**Exercise objective**
Would you repeat every entry below word for word but drop the images?
▼
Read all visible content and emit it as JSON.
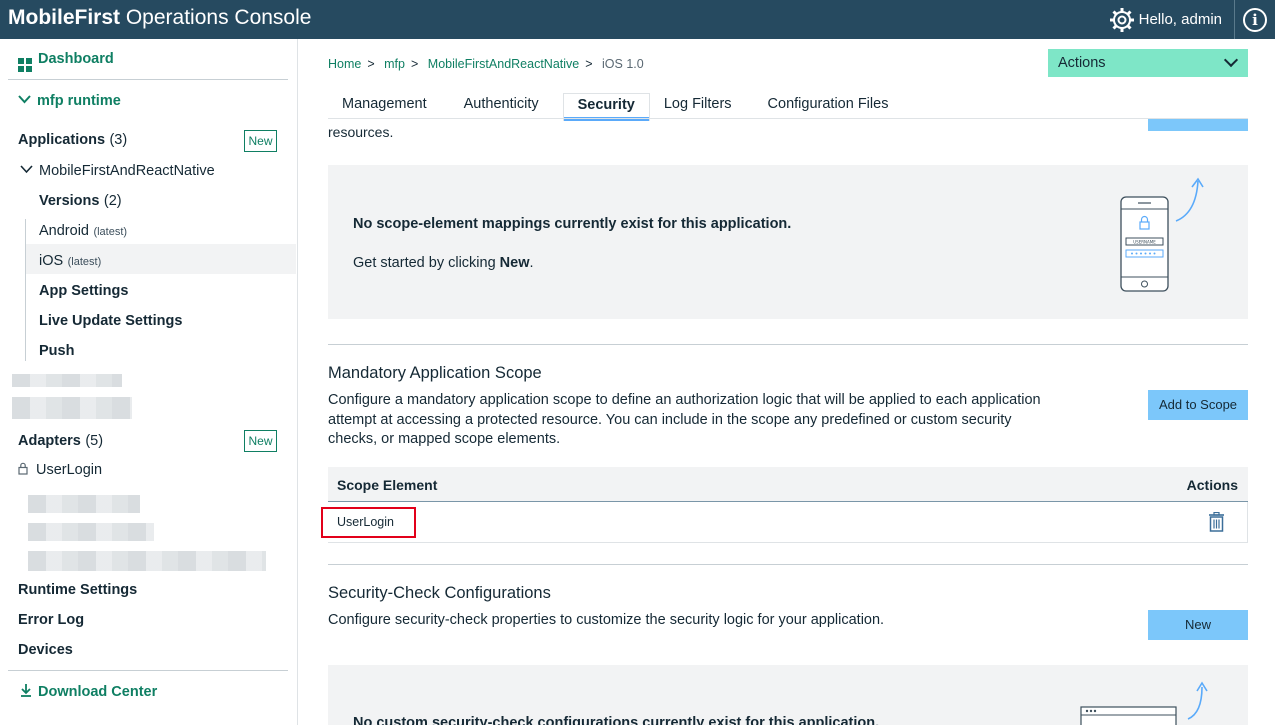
{
  "header": {
    "brand_bold": "MobileFirst",
    "brand_rest": " Operations Console",
    "greeting": "Hello, admin",
    "info_glyph": "i"
  },
  "sidebar": {
    "dashboard": "Dashboard",
    "runtime": "mfp runtime",
    "applications_label": "Applications",
    "applications_count": "(3)",
    "new_label": "New",
    "app_name": "MobileFirstAndReactNative",
    "versions_label": "Versions",
    "versions_count": "(2)",
    "android_label": "Android",
    "android_tag": "(latest)",
    "ios_label": "iOS",
    "ios_tag": "(latest)",
    "app_settings": "App Settings",
    "live_update": "Live Update Settings",
    "push": "Push",
    "adapters_label": "Adapters",
    "adapters_count": "(5)",
    "adapter_item": "UserLogin",
    "runtime_settings": "Runtime Settings",
    "error_log": "Error Log",
    "devices": "Devices",
    "download_center": "Download Center"
  },
  "breadcrumb": [
    "Home",
    "mfp",
    "MobileFirstAndReactNative",
    "iOS 1.0"
  ],
  "actions_label": "Actions",
  "tabs": [
    "Management",
    "Authenticity",
    "Security",
    "Log Filters",
    "Configuration Files"
  ],
  "cut_text": "resources.",
  "scope_mapping": {
    "message": "No scope-element mappings currently exist for this application.",
    "hint_prefix": "Get started by clicking ",
    "hint_bold": "New",
    "hint_suffix": ".",
    "phone_user": "USERNAME"
  },
  "mandatory": {
    "title": "Mandatory Application Scope",
    "description": "Configure a mandatory application scope to define an authorization logic that will be applied to each application attempt at accessing a protected resource. You can include in the scope any predefined or custom security checks, or mapped scope elements.",
    "button": "Add to Scope",
    "col_element": "Scope Element",
    "col_actions": "Actions",
    "rows": [
      "UserLogin"
    ]
  },
  "security_check": {
    "title": "Security-Check Configurations",
    "description": "Configure security-check properties to customize the security logic for your application.",
    "button": "New",
    "cut_message": "No custom security-check configurations currently exist for this application."
  },
  "colors": {
    "topbar": "#264a60",
    "accent_green": "#0f7f63",
    "actions_bg": "#7ee6c7",
    "button_blue": "#7cc7fa",
    "tab_underline": "#5aaafa",
    "highlight_red": "#e2001a"
  }
}
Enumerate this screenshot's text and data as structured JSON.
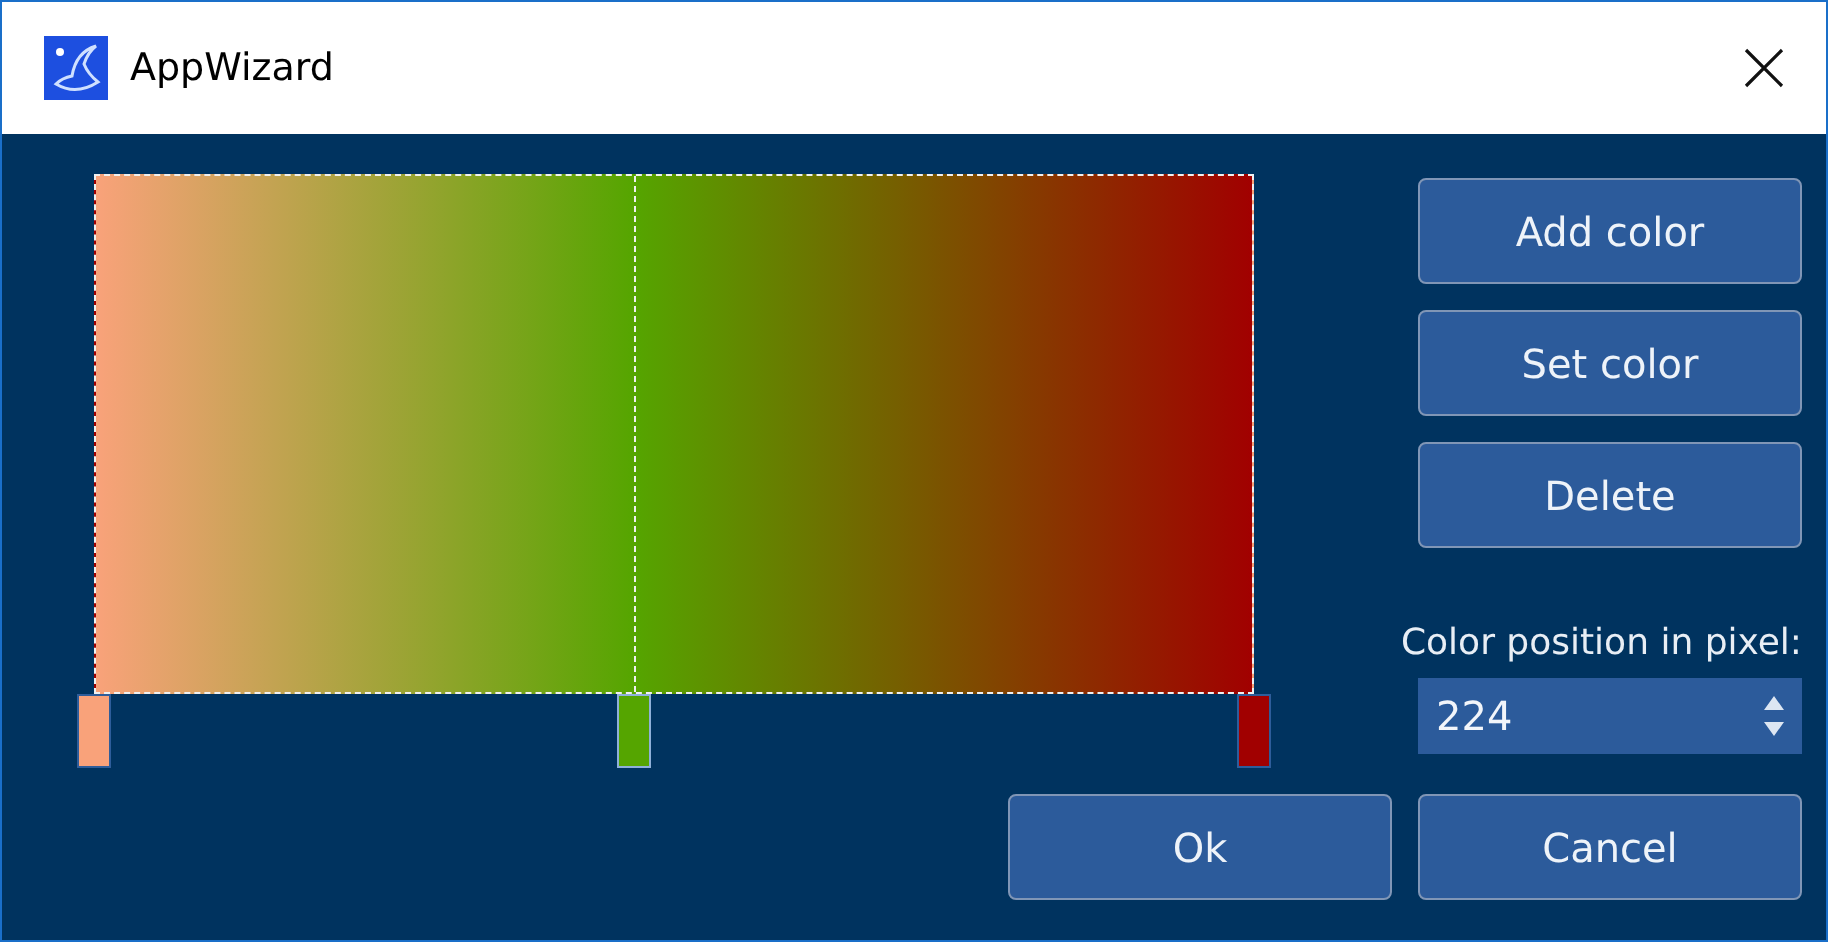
{
  "window": {
    "title": "AppWizard"
  },
  "gradient": {
    "stops": [
      {
        "level": 0,
        "color": "#f9a27a",
        "selected": false
      },
      {
        "level": 0.466,
        "color": "#55a500",
        "selected": true
      },
      {
        "level": 1,
        "color": "#a10000",
        "selected": false
      }
    ]
  },
  "buttons": [
    "Add color",
    "Set color",
    "Delete"
  ],
  "position": {
    "label": "Color position in pixel:",
    "value": "224"
  },
  "actions": [
    "Ok",
    "Cancel"
  ]
}
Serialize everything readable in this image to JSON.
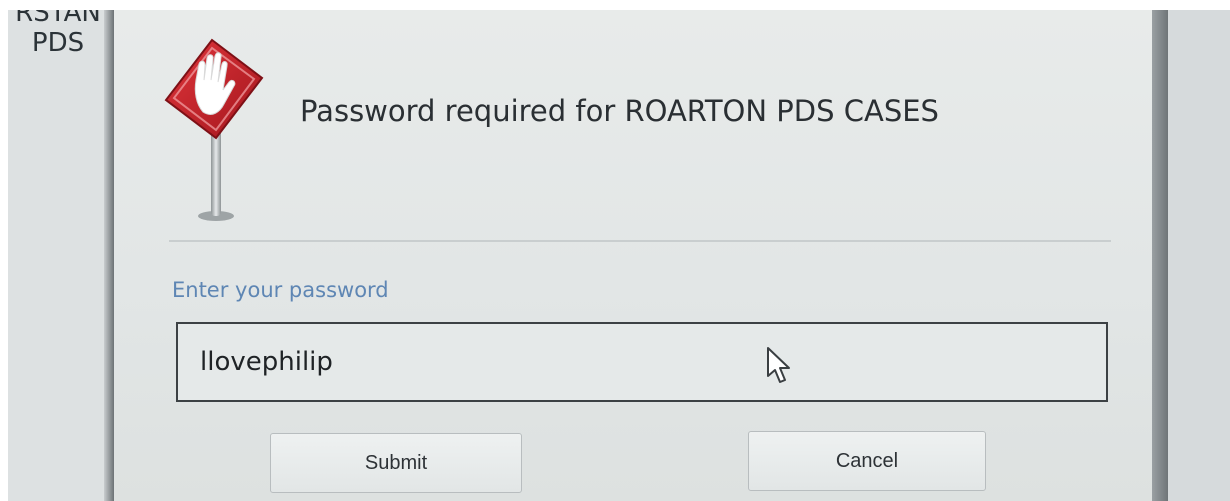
{
  "background_window": {
    "title_cut": "RSTAN",
    "title": "PDS"
  },
  "dialog": {
    "title": "Password required for ROARTON PDS CASES",
    "field_label": "Enter your password",
    "password_value": "llovephilip",
    "submit_label": "Submit",
    "cancel_label": "Cancel"
  },
  "icons": {
    "dialog_icon": "stop-hand-sign-icon",
    "pointer": "mouse-cursor-icon"
  },
  "colors": {
    "sign_red": "#c8232b",
    "label_blue": "#5e86b4"
  }
}
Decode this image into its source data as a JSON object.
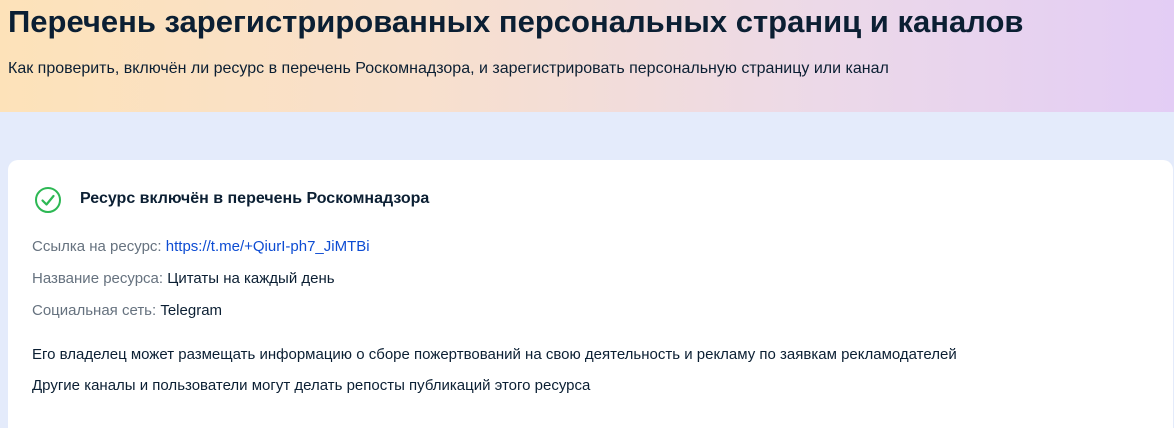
{
  "header": {
    "title": "Перечень зарегистрированных персональных страниц и каналов",
    "subtitle": "Как проверить, включён ли ресурс в перечень Роскомнадзора, и зарегистрировать персональную страницу или канал"
  },
  "result": {
    "status_icon": "check-circle-icon",
    "status_color": "#2db854",
    "status_text": "Ресурс включён в перечень Роскомнадзора",
    "link_label": "Ссылка на ресурс:",
    "link_value": "https://t.me/+QiurI-ph7_JiMTBi",
    "name_label": "Название ресурса:",
    "name_value": "Цитаты на каждый день",
    "network_label": "Социальная сеть:",
    "network_value": "Telegram",
    "notes": [
      "Его владелец может размещать информацию о сборе пожертвований на свою деятельность и рекламу по заявкам рекламодателей",
      "Другие каналы и пользователи могут делать репосты публикаций этого ресурса"
    ]
  }
}
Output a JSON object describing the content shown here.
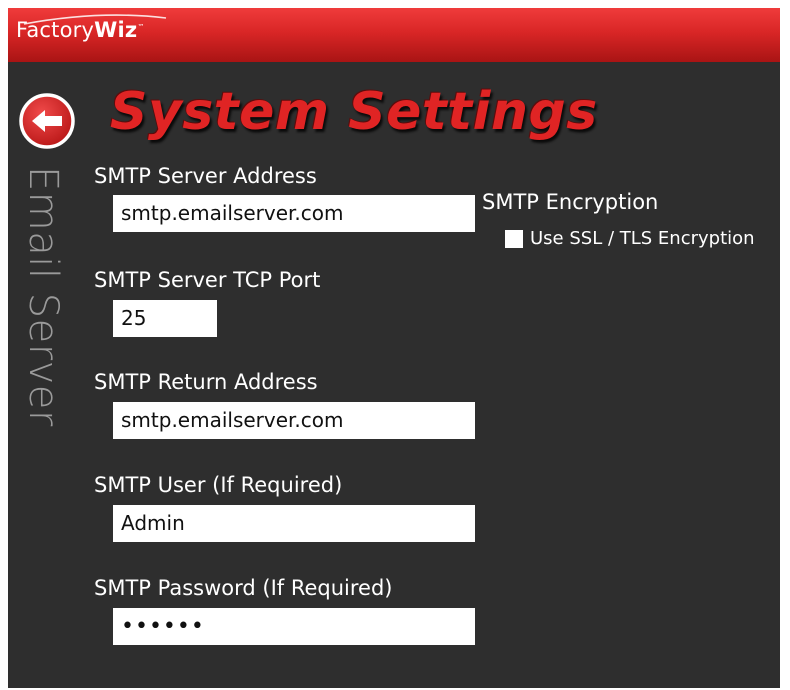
{
  "app": {
    "logo_light": "Factory",
    "logo_bold": "Wiz",
    "logo_trademark": "™",
    "brand_color": "#e02424"
  },
  "header": {
    "title": "System Settings",
    "back_icon": "back-arrow-circle-icon"
  },
  "section": {
    "label": "Email Server"
  },
  "fields": {
    "server_address": {
      "label": "SMTP Server Address",
      "value": "smtp.emailserver.com"
    },
    "tcp_port": {
      "label": "SMTP Server TCP Port",
      "value": "25"
    },
    "return_address": {
      "label": "SMTP Return Address",
      "value": "smtp.emailserver.com"
    },
    "user": {
      "label": "SMTP User (If Required)",
      "value": "Admin"
    },
    "password": {
      "label": "SMTP Password (If Required)",
      "value": "••••••"
    }
  },
  "encryption": {
    "title": "SMTP Encryption",
    "checkbox_label": "Use SSL / TLS Encryption",
    "checked": false
  }
}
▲
**Written response**
Read all visible content and emit it as JSON.
{
  "header": {
    "brand_bold": "MobileFirst",
    "brand_rest": " Operations Console",
    "greeting": "Hello, admin",
    "info_glyph": "i"
  },
  "sidebar": {
    "dashboard": "Dashboard",
    "runtime": "mfp runtime",
    "applications_label": "Applications",
    "applications_count": "(3)",
    "new_label": "New",
    "app_name": "MobileFirstAndReactNative",
    "versions_label": "Versions",
    "versions_count": "(2)",
    "android_label": "Android",
    "android_tag": "(latest)",
    "ios_label": "iOS",
    "ios_tag": "(latest)",
    "app_settings": "App Settings",
    "live_update": "Live Update Settings",
    "push": "Push",
    "adapters_label": "Adapters",
    "adapters_count": "(5)",
    "adapter_item": "UserLogin",
    "runtime_settings": "Runtime Settings",
    "error_log": "Error Log",
    "devices": "Devices",
    "download_center": "Download Center"
  },
  "breadcrumb": [
    "Home",
    "mfp",
    "MobileFirstAndReactNative",
    "iOS 1.0"
  ],
  "actions_label": "Actions",
  "tabs": [
    "Management",
    "Authenticity",
    "Security",
    "Log Filters",
    "Configuration Files"
  ],
  "cut_text": "resources.",
  "scope_mapping": {
    "message": "No scope-element mappings currently exist for this application.",
    "hint_prefix": "Get started by clicking ",
    "hint_bold": "New",
    "hint_suffix": ".",
    "phone_user": "USERNAME"
  },
  "mandatory": {
    "title": "Mandatory Application Scope",
    "description": "Configure a mandatory application scope to define an authorization logic that will be applied to each application attempt at accessing a protected resource. You can include in the scope any predefined or custom security checks, or mapped scope elements.",
    "button": "Add to Scope",
    "col_element": "Scope Element",
    "col_actions": "Actions",
    "rows": [
      "UserLogin"
    ]
  },
  "security_check": {
    "title": "Security-Check Configurations",
    "description": "Configure security-check properties to customize the security logic for your application.",
    "button": "New",
    "cut_message": "No custom security-check configurations currently exist for this application."
  },
  "colors": {
    "topbar": "#264a60",
    "accent_green": "#0f7f63",
    "actions_bg": "#7ee6c7",
    "button_blue": "#7cc7fa",
    "tab_underline": "#5aaafa",
    "highlight_red": "#e2001a"
  }
}
Enumerate this screenshot's text and data as structured JSON.
{
  "window": {
    "title": "AppWizard"
  },
  "gradient": {
    "stops": [
      {
        "level": 0,
        "color": "#f9a27a",
        "selected": false
      },
      {
        "level": 0.466,
        "color": "#55a500",
        "selected": true
      },
      {
        "level": 1,
        "color": "#a10000",
        "selected": false
      }
    ]
  },
  "buttons": [
    "Add color",
    "Set color",
    "Delete"
  ],
  "position": {
    "label": "Color position in pixel:",
    "value": "224"
  },
  "actions": [
    "Ok",
    "Cancel"
  ]
}
Serialize everything readable in this image to JSON.
{
  "background_window": {
    "title_cut": "RSTAN",
    "title": "PDS"
  },
  "dialog": {
    "title": "Password required for ROARTON PDS CASES",
    "field_label": "Enter your password",
    "password_value": "llovephilip",
    "submit_label": "Submit",
    "cancel_label": "Cancel"
  },
  "icons": {
    "dialog_icon": "stop-hand-sign-icon",
    "pointer": "mouse-cursor-icon"
  },
  "colors": {
    "sign_red": "#c8232b",
    "label_blue": "#5e86b4"
  }
}
Decode this image into its source data as a JSON object.
{
  "header": {
    "title": "Перечень зарегистрированных персональных страниц и каналов",
    "subtitle": "Как проверить, включён ли ресурс в перечень Роскомнадзора, и зарегистрировать персональную страницу или канал"
  },
  "result": {
    "status_icon": "check-circle-icon",
    "status_color": "#2db854",
    "status_text": "Ресурс включён в перечень Роскомнадзора",
    "link_label": "Ссылка на ресурс:",
    "link_value": "https://t.me/+QiurI-ph7_JiMTBi",
    "name_label": "Название ресурса:",
    "name_value": "Цитаты на каждый день",
    "network_label": "Социальная сеть:",
    "network_value": "Telegram",
    "notes": [
      "Его владелец может размещать информацию о сборе пожертвований на свою деятельность и рекламу по заявкам рекламодателей",
      "Другие каналы и пользователи могут делать репосты публикаций этого ресурса"
    ]
  }
}
Output a JSON object describing the content shown here.
{
  "app": {
    "logo_light": "Factory",
    "logo_bold": "Wiz",
    "logo_trademark": "™",
    "brand_color": "#e02424"
  },
  "header": {
    "title": "System Settings",
    "back_icon": "back-arrow-circle-icon"
  },
  "section": {
    "label": "Email Server"
  },
  "fields": {
    "server_address": {
      "label": "SMTP Server Address",
      "value": "smtp.emailserver.com"
    },
    "tcp_port": {
      "label": "SMTP Server TCP Port",
      "value": "25"
    },
    "return_address": {
      "label": "SMTP Return Address",
      "value": "smtp.emailserver.com"
    },
    "user": {
      "label": "SMTP User (If Required)",
      "value": "Admin"
    },
    "password": {
      "label": "SMTP Password (If Required)",
      "value": "••••••"
    }
  },
  "encryption": {
    "title": "SMTP Encryption",
    "checkbox_label": "Use SSL / TLS Encryption",
    "checked": false
  }
}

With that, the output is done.